WORK ORDER: Pull every line containing "true" from the listing.

[SOURCE MATERIAL]

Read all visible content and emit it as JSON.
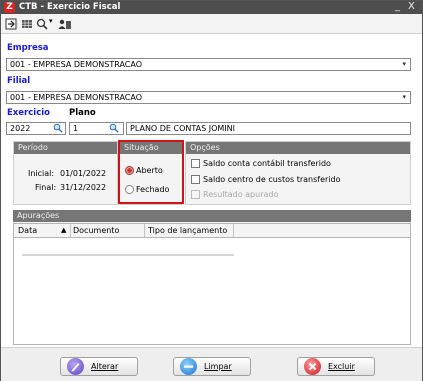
{
  "window": {
    "title": "CTB - Exercicio Fiscal",
    "logo_text": "Z",
    "minimize": "_",
    "close": "X"
  },
  "toolbar": {
    "icons": [
      "exit-icon",
      "grid-icon",
      "zoom-icon",
      "users-icon"
    ],
    "zoom_caret": "▾"
  },
  "empresa": {
    "label": "Empresa",
    "value": "001 - EMPRESA DEMONSTRACAO"
  },
  "filial": {
    "label": "Filial",
    "value": "001 - EMPRESA DEMONSTRACAO"
  },
  "exercicio": {
    "label": "Exercicio",
    "value": "2022"
  },
  "plano": {
    "label": "Plano",
    "code": "1",
    "name": "PLANO DE CONTAS JOMINI"
  },
  "periodo": {
    "title": "Período",
    "inicial_label": "Inicial:",
    "inicial_value": "01/01/2022",
    "final_label": "Final:",
    "final_value": "31/12/2022"
  },
  "situacao": {
    "title": "Situação",
    "options": [
      {
        "label": "Aberto",
        "checked": true
      },
      {
        "label": "Fechado",
        "checked": false
      }
    ]
  },
  "opcoes": {
    "title": "Opções",
    "items": [
      {
        "label": "Saldo conta contábil transferido",
        "enabled": true
      },
      {
        "label": "Saldo centro de custos transferido",
        "enabled": true
      },
      {
        "label": "Resultado apurado",
        "enabled": false
      }
    ]
  },
  "apuracoes": {
    "title": "Apurações",
    "columns": [
      "Data",
      "Documento",
      "Tipo de lançamento"
    ],
    "sort_indicator": "▲"
  },
  "footer": {
    "alterar": "Alterar",
    "limpar": "Limpar",
    "excluir": "Excluir"
  },
  "colors": {
    "accent_label": "#1a1ad0",
    "highlight": "#d0121b",
    "group_header": "#767676"
  }
}
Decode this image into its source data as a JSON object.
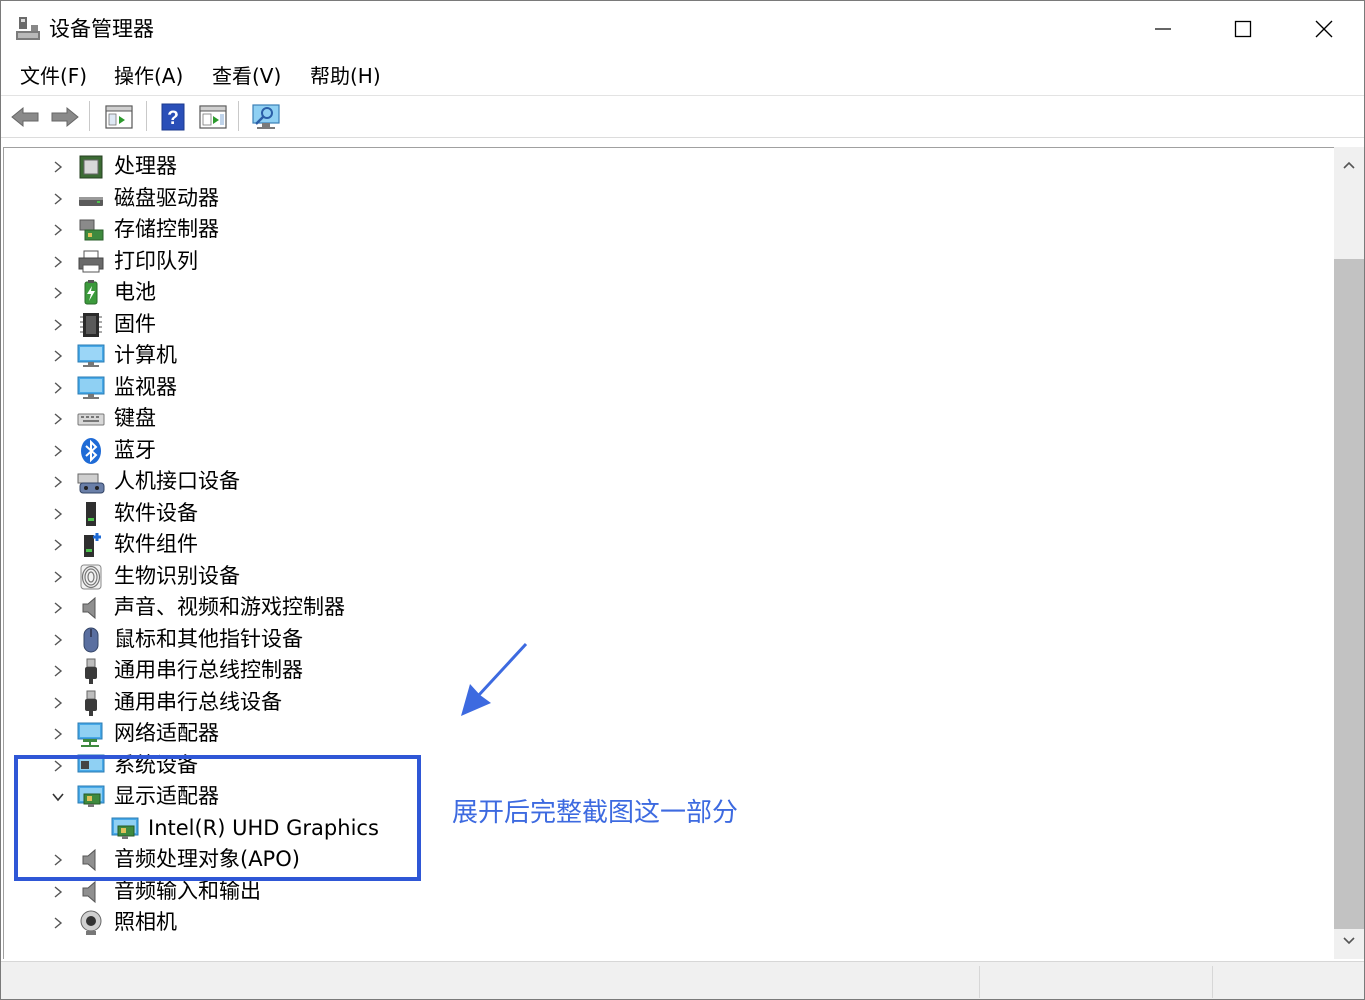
{
  "window": {
    "title": "设备管理器"
  },
  "menu": [
    {
      "label": "文件(F)"
    },
    {
      "label": "操作(A)"
    },
    {
      "label": "查看(V)"
    },
    {
      "label": "帮助(H)"
    }
  ],
  "toolbar": {
    "buttons": [
      "back-icon",
      "forward-icon",
      "properties-icon",
      "help-icon",
      "view-icon",
      "scan-hardware-icon"
    ]
  },
  "tree": {
    "nodes": [
      {
        "label": "处理器",
        "icon": "processor-icon",
        "expanded": false
      },
      {
        "label": "磁盘驱动器",
        "icon": "disk-drive-icon",
        "expanded": false
      },
      {
        "label": "存储控制器",
        "icon": "storage-controller-icon",
        "expanded": false
      },
      {
        "label": "打印队列",
        "icon": "printer-icon",
        "expanded": false
      },
      {
        "label": "电池",
        "icon": "battery-icon",
        "expanded": false
      },
      {
        "label": "固件",
        "icon": "firmware-icon",
        "expanded": false
      },
      {
        "label": "计算机",
        "icon": "computer-icon",
        "expanded": false
      },
      {
        "label": "监视器",
        "icon": "monitor-icon",
        "expanded": false
      },
      {
        "label": "键盘",
        "icon": "keyboard-icon",
        "expanded": false
      },
      {
        "label": "蓝牙",
        "icon": "bluetooth-icon",
        "expanded": false
      },
      {
        "label": "人机接口设备",
        "icon": "hid-icon",
        "expanded": false
      },
      {
        "label": "软件设备",
        "icon": "software-device-icon",
        "expanded": false
      },
      {
        "label": "软件组件",
        "icon": "software-component-icon",
        "expanded": false
      },
      {
        "label": "生物识别设备",
        "icon": "biometric-icon",
        "expanded": false
      },
      {
        "label": "声音、视频和游戏控制器",
        "icon": "sound-icon",
        "expanded": false
      },
      {
        "label": "鼠标和其他指针设备",
        "icon": "mouse-icon",
        "expanded": false
      },
      {
        "label": "通用串行总线控制器",
        "icon": "usb-controller-icon",
        "expanded": false
      },
      {
        "label": "通用串行总线设备",
        "icon": "usb-device-icon",
        "expanded": false
      },
      {
        "label": "网络适配器",
        "icon": "network-adapter-icon",
        "expanded": false
      },
      {
        "label": "系统设备",
        "icon": "system-device-icon",
        "expanded": false
      },
      {
        "label": "显示适配器",
        "icon": "display-adapter-icon",
        "expanded": true
      },
      {
        "label": "Intel(R) UHD Graphics",
        "icon": "display-adapter-icon",
        "child": true
      },
      {
        "label": "音频处理对象(APO)",
        "icon": "audio-apo-icon",
        "expanded": false
      },
      {
        "label": "音频输入和输出",
        "icon": "audio-io-icon",
        "expanded": false
      },
      {
        "label": "照相机",
        "icon": "camera-icon",
        "expanded": false
      }
    ]
  },
  "annotation": {
    "text": "展开后完整截图这一部分",
    "color": "#3d6ae0",
    "box_color": "#2f57d6"
  }
}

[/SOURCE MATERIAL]

TASK OUTPUT:
        "checked": true
        "enabled": true
        "enabled": true
        "expanded": true
        "child": true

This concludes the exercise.